** Opening The data block **
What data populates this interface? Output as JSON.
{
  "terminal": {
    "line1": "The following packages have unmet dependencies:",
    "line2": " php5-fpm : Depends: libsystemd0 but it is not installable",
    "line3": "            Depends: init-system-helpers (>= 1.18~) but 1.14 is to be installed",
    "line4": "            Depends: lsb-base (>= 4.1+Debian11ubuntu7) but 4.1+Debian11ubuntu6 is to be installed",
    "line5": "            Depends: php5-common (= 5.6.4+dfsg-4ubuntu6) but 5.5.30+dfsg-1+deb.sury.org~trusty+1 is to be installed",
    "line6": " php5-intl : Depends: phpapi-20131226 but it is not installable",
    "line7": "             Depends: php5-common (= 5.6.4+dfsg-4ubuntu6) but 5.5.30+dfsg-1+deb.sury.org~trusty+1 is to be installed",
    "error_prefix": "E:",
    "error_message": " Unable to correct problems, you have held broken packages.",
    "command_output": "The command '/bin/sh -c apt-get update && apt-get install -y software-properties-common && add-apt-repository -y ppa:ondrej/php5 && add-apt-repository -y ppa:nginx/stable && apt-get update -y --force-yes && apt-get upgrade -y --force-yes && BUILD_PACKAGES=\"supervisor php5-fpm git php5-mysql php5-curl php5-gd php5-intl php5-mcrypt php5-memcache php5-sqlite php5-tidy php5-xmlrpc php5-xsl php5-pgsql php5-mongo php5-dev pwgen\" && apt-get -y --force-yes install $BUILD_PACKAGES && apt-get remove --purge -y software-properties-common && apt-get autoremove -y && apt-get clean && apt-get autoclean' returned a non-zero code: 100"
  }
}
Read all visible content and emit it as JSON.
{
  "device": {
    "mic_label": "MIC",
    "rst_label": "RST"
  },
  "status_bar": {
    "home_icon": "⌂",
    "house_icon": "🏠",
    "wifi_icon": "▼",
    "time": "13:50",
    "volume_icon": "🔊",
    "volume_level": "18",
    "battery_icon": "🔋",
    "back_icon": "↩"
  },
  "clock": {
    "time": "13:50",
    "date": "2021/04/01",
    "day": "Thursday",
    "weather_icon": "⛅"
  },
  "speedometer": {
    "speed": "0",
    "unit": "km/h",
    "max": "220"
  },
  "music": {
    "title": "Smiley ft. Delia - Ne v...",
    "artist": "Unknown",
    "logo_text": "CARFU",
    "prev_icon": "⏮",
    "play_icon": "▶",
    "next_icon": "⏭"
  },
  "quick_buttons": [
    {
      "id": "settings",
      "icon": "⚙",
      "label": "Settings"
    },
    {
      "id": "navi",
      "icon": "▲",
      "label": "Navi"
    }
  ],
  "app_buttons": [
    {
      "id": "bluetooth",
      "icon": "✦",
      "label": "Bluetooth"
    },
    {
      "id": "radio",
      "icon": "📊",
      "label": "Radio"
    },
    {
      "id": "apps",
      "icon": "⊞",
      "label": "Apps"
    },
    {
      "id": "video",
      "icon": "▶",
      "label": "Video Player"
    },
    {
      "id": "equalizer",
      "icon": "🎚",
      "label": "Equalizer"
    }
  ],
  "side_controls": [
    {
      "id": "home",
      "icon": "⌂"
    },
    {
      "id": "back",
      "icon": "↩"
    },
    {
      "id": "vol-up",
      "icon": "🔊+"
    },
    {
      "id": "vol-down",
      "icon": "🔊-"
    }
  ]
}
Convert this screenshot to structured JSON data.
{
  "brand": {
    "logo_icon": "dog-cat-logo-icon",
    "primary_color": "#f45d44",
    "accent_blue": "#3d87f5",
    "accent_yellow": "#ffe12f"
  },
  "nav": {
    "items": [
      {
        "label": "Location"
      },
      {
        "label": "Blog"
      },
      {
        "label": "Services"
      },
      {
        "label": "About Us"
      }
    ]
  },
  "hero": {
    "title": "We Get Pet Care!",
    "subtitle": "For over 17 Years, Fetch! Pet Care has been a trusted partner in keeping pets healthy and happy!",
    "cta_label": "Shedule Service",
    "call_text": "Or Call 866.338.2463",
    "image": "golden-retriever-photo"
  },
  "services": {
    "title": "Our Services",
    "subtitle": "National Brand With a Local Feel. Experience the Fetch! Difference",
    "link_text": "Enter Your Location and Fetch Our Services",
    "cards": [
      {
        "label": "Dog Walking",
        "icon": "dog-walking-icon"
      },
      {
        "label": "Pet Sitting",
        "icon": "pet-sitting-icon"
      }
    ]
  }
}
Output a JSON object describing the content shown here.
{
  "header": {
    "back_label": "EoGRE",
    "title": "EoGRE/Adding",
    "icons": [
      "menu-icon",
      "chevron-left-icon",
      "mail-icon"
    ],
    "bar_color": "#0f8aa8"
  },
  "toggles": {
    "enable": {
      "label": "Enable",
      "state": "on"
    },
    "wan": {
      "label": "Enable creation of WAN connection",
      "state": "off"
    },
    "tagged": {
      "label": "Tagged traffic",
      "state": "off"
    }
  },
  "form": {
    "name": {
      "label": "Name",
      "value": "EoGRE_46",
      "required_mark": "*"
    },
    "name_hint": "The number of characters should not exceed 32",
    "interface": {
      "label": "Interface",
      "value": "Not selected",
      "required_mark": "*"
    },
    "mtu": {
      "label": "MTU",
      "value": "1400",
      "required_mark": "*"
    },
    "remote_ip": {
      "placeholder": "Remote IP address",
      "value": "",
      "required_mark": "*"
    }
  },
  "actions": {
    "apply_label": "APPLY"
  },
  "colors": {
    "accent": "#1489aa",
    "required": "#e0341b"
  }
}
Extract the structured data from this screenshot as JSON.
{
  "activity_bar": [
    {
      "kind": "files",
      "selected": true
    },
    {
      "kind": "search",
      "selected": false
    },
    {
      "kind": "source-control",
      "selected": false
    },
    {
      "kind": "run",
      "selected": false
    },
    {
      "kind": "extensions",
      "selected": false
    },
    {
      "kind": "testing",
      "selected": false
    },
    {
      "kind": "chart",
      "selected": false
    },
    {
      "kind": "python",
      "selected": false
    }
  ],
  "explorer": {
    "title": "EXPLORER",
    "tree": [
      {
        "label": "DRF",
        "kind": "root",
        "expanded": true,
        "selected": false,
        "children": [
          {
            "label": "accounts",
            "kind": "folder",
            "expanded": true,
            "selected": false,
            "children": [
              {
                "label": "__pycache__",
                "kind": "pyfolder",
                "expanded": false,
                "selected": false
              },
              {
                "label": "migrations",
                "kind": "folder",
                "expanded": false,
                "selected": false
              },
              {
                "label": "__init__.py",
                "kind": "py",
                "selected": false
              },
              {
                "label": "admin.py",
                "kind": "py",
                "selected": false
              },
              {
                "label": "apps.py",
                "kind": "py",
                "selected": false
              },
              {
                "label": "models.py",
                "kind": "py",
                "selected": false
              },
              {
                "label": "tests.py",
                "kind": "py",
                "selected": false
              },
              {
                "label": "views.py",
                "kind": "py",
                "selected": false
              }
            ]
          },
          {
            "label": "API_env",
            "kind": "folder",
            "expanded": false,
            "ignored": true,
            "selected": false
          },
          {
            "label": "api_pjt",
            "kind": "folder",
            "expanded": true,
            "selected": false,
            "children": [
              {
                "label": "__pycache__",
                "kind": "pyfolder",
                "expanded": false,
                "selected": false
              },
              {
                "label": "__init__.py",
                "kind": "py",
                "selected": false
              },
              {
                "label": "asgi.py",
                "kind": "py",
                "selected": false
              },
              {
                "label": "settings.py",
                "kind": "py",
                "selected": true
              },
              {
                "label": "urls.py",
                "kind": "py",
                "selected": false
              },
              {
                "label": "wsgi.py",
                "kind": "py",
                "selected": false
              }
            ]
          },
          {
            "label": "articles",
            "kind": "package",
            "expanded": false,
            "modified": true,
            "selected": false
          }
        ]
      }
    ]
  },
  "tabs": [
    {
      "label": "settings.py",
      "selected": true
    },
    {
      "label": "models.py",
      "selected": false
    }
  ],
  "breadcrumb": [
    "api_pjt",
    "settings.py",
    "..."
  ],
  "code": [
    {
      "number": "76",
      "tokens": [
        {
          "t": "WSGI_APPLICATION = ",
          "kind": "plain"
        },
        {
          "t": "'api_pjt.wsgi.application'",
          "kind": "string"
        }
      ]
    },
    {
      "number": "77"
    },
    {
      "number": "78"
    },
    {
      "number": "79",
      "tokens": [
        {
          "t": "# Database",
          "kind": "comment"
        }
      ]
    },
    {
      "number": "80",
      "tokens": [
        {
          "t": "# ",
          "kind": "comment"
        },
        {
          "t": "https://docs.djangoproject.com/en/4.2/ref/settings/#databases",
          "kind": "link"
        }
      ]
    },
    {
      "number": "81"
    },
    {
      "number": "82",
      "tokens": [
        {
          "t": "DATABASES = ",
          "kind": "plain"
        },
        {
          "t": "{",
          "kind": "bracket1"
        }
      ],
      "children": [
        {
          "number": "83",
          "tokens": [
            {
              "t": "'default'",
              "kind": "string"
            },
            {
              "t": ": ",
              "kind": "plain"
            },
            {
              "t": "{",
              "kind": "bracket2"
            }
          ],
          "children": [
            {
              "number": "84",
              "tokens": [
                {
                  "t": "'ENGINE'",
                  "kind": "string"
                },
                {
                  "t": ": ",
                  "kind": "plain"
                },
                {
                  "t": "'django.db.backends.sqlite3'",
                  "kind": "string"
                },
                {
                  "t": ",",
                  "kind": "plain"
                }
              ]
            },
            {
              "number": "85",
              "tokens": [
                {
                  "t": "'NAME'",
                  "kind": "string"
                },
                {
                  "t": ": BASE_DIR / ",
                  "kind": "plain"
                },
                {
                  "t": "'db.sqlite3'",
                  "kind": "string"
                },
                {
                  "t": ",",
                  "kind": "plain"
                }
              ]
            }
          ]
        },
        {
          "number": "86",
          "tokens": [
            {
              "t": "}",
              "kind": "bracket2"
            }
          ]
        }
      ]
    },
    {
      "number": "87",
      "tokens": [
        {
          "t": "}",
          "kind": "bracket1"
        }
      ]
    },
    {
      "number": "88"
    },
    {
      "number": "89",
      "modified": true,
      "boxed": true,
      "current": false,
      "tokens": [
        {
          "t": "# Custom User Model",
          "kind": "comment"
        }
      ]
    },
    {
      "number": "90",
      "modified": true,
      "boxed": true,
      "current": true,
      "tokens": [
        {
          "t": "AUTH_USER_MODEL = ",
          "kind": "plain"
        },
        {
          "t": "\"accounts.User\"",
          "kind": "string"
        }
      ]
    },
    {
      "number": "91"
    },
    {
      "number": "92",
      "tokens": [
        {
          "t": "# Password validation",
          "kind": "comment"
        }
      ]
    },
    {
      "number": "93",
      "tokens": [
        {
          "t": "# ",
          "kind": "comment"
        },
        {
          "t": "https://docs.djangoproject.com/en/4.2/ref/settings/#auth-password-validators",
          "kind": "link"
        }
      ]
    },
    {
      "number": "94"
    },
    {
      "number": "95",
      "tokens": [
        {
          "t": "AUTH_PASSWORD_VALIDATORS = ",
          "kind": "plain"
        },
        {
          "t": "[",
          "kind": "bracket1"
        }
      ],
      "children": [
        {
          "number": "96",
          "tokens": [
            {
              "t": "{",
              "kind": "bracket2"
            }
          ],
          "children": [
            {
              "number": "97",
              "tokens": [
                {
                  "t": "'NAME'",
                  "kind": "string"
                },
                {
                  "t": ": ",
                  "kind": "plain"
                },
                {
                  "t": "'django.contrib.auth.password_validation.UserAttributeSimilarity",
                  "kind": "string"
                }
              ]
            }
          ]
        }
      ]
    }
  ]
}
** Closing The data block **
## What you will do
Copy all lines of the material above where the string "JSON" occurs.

## Response area
What data populates this interface? Output as JSON.
Read all visible content and emit it as JSON.
Convert this screenshot to structured JSON data.
Output a JSON object describing the content shown here.
Extract the structured data from this screenshot as JSON.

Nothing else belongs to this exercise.